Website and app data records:
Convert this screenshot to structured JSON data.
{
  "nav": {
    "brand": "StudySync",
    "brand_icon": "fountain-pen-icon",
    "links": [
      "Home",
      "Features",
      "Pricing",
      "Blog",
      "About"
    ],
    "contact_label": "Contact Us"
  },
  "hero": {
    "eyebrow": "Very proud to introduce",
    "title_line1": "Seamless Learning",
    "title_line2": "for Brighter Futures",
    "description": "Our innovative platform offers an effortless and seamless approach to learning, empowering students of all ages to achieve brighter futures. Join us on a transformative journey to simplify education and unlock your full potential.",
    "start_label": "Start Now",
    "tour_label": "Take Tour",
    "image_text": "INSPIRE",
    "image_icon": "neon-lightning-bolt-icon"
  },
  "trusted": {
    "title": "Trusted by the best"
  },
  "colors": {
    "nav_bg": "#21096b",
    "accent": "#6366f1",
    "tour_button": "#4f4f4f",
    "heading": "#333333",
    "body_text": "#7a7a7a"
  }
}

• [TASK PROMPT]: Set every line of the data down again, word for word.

• [ANSWER AREA]:
Convert this screenshot to structured JSON data.
{
  "nav": {
    "brand": "StudySync",
    "brand_icon": "fountain-pen-icon",
    "links": [
      "Home",
      "Features",
      "Pricing",
      "Blog",
      "About"
    ],
    "contact_label": "Contact Us"
  },
  "hero": {
    "eyebrow": "Very proud to introduce",
    "title_line1": "Seamless Learning",
    "title_line2": "for Brighter Futures",
    "description": "Our innovative platform offers an effortless and seamless approach to learning, empowering students of all ages to achieve brighter futures. Join us on a transformative journey to simplify education and unlock your full potential.",
    "start_label": "Start Now",
    "tour_label": "Take Tour",
    "image_text": "INSPIRE",
    "image_icon": "neon-lightning-bolt-icon"
  },
  "trusted": {
    "title": "Trusted by the best"
  },
  "colors": {
    "nav_bg": "#21096b",
    "accent": "#6366f1",
    "tour_button": "#4f4f4f",
    "heading": "#333333",
    "body_text": "#7a7a7a"
  }
}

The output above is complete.